Tuesday, 15 May 2018

Ceisteanna (122)

Bernard Durkan

Ceist:

122. Deputy Bernard J. Durkan asked the Tánaiste and Minister for Foreign Affairs and Trade the extent to which the European Union continues to foster good relations with the countries in the western Balkans with particular reference to the need for applicant countries to comply with the acquis communautaire; and if he will make a statement on the matter. [21463/18]

Amharc ar fhreagra

Freagraí scríofa (Ceist ar Foreign)

The European Union continues to work closely with the countries of the Western Balkans to encourage progress on their European path. The stability of the Western Balkans is important for the security of the EU and the region is a priority for the Bulgarian Presidency. A Strategy for the Western Balkans was published in February, and the Taoiseach will attend an EU-Western Balkans Summit in Sofia on 17 May where the main focus of discussion will be connectivity, which is essential for the future development of the countries of the region.

The countries of the Western Balkans have a European perspective, but reforms are required across a wide range of areas, particularly in the rule of law and fundamental freedoms, to reach the high standards set out in the chapters of the acquis communautaire.

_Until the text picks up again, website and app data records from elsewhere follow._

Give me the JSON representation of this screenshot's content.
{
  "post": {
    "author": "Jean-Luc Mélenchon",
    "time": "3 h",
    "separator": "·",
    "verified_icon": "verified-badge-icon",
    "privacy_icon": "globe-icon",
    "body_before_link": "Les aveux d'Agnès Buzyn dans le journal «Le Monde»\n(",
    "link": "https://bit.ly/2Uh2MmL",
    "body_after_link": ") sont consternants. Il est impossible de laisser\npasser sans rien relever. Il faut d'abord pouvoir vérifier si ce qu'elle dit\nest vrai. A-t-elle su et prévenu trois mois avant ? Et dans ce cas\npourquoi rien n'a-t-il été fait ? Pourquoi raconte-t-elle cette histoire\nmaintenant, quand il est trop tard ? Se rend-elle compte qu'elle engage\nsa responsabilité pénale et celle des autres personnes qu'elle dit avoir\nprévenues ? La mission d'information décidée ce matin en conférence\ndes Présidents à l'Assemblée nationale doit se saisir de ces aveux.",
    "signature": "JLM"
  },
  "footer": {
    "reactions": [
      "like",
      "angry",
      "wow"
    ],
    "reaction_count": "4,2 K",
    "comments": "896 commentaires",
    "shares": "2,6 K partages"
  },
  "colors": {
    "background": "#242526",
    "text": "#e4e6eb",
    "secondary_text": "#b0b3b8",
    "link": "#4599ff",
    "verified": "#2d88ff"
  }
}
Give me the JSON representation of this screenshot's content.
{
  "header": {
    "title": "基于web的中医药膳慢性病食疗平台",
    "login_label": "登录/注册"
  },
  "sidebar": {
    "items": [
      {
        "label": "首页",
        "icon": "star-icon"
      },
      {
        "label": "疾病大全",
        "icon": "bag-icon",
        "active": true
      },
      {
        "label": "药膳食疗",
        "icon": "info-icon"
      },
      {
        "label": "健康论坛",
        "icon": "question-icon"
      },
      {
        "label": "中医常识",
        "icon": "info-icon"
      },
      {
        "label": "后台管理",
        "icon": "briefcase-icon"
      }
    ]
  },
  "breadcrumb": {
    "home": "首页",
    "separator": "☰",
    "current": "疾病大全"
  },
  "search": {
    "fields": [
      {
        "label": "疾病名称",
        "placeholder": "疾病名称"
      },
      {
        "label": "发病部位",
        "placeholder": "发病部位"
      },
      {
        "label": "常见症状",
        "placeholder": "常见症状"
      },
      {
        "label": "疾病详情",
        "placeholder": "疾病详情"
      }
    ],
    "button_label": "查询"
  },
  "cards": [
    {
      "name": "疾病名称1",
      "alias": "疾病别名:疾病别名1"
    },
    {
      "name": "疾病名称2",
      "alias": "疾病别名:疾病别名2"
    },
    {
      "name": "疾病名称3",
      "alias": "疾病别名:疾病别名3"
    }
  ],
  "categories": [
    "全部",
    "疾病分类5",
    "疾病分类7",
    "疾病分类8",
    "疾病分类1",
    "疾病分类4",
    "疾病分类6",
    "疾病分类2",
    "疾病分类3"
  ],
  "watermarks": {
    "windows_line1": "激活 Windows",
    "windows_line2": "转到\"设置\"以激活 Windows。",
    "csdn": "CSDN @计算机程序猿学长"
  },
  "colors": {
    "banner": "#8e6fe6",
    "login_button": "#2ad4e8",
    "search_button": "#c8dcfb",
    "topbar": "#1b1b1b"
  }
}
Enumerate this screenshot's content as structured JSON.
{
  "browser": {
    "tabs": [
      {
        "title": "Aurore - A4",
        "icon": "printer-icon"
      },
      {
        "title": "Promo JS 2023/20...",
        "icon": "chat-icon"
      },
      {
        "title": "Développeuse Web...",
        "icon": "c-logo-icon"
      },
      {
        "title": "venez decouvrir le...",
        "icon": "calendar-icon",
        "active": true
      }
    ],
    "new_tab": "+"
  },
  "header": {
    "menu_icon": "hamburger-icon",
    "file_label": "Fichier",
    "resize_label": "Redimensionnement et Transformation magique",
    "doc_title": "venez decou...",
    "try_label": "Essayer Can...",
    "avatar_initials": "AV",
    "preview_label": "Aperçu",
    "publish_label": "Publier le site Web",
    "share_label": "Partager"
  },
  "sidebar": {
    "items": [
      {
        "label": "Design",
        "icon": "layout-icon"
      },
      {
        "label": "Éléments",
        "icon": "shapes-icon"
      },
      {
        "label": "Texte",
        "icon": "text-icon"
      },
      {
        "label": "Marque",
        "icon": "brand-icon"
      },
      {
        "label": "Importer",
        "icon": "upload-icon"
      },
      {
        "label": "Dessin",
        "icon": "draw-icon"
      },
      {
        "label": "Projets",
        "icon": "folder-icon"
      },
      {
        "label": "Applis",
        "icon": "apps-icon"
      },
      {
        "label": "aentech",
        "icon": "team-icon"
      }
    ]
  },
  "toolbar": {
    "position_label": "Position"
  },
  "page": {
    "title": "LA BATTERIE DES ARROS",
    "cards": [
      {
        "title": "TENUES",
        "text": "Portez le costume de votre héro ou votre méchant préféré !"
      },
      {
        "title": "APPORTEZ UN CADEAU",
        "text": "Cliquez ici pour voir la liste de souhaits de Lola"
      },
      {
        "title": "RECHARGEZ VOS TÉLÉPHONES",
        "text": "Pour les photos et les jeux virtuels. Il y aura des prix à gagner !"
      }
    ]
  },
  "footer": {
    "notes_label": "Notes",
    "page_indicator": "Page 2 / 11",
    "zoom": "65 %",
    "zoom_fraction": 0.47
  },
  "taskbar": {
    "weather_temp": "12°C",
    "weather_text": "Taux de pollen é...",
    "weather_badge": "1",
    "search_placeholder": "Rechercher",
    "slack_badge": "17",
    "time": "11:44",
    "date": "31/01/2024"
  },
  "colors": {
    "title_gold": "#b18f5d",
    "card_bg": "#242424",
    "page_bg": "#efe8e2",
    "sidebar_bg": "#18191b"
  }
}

Two of the countries of the Western Balkans have opened formal accession negotiations with the European Union: Montenegro and Serbia. Thirty chapters (out of a total of 35) have been opened with Montenegro; of these three have already been provisionally closed. Twelve chapters have been opened with Serbia and two have been provisionally closed.

The European Commission published country reports on each of the countries of the Western Balkans in April. These reports detail the ‘state of play’, assess progress made and make recommendations for future action, and will form the basis for a discussion by Ministers at the General Affairs Council in June.

The EU endeavours to foster good relations in all of its engagement with the Western Balkans, through the provision of pre-accession funding, by facilitating the Belgrade-Pristina dialogue and in its intense engagement with the candidate countries which have a ‘European Perspective’ but which have not yet opened formal negotiations, namely Albania and Macedonia, as well as the potential candidate countries of Bosnia and Herzegovina and Kosovo.

Ireland is a strong supporter of the enlargement policy of the EU, believing that the accession process is a transformative driver for peace and stability. We also believe that there can be no shortcuts to membership, and that all standards and conditions must be met.